2. Was there no way these ultra-Orthodox men could contact the airline in advance and explain their issue, instead of holding up boarding and making other passengers move from their own assigned seats? Could airlines make some accommodations? Maybe have a special needs desk to deal with these requests? Yes, it would be going out of their way, something airlines don’t like to do. But how often would that be necessary, really? I’ve never been on plane with a Hasidic man and even if, as the story says, more are flying these days, an arrangement wouldn’t kill airlines.
I’ve been asked more than once to give up a seat so kids could fly with their moms. Is this any different?
3. If these traditional religious men are going to access the modern world through airplane travel, then the very minimum we should be able to expect is that they do so with courtesy and the same respect for others’ beliefs that they demand for theirs. There is no need to be a jerk about it. Call the airline in advance, alert them to the issue and once at the gate, alert the gate agents. If you are still assigned a seat you are unable to take for religious reasons, then ask nicely for someone to give up their seat, knowing that there is no obligation for them to do so. Airplanes are not gender-specific and if you’re going to fly, you’re going to need to cope with that. Be prepared for the “worst-case scenario.”
This whole scenario cries out for a dose of understanding on both sides. Understanding that not everyone will believe as we do and that doesn’t make them inferior.

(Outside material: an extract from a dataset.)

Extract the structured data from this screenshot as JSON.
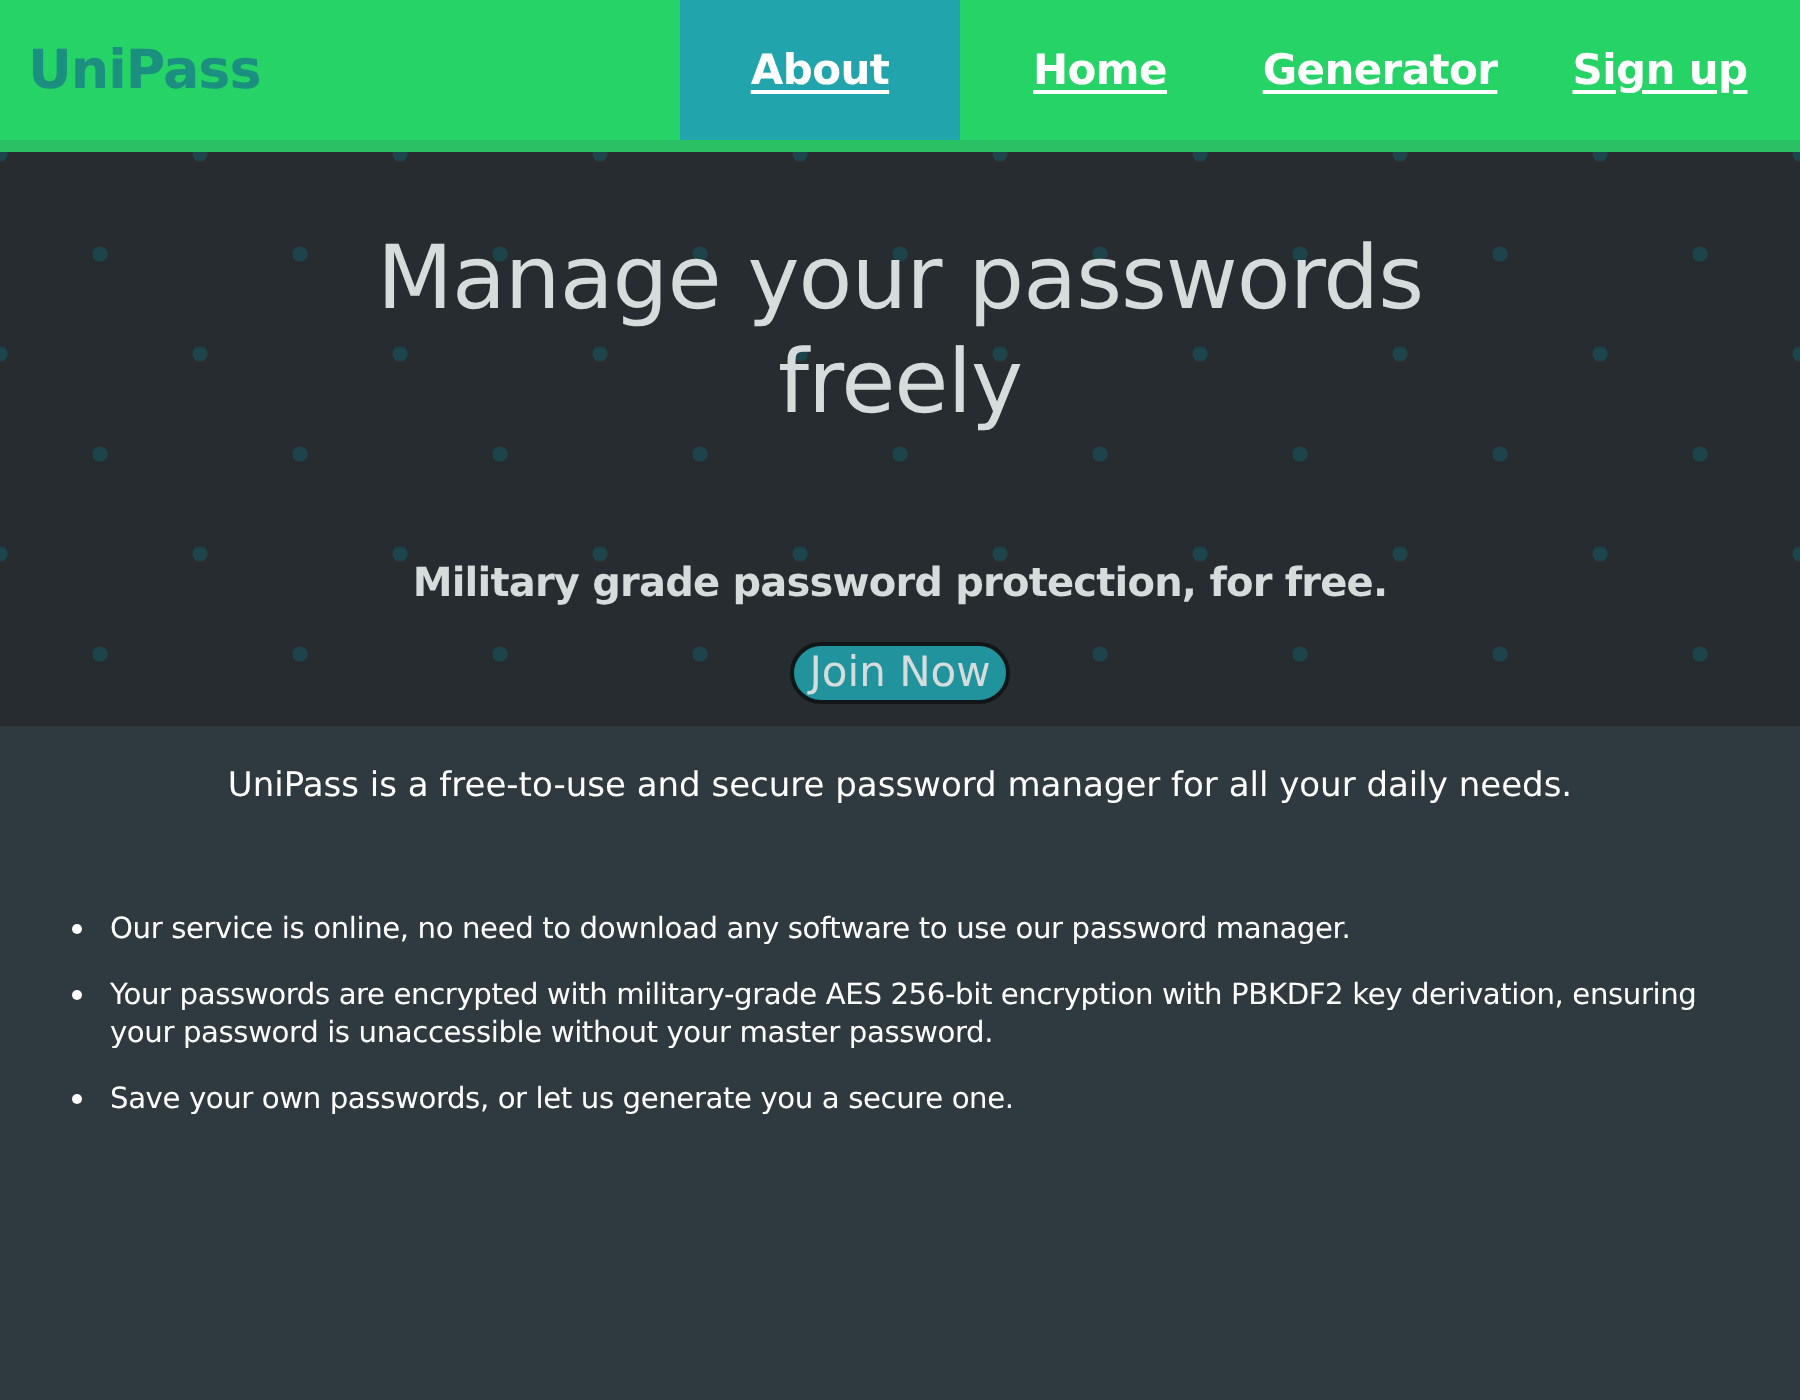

But as our society becomes more and more polarized with judgment-filled opinions becoming more and more entrenched, understanding is in short supply.
What a shame.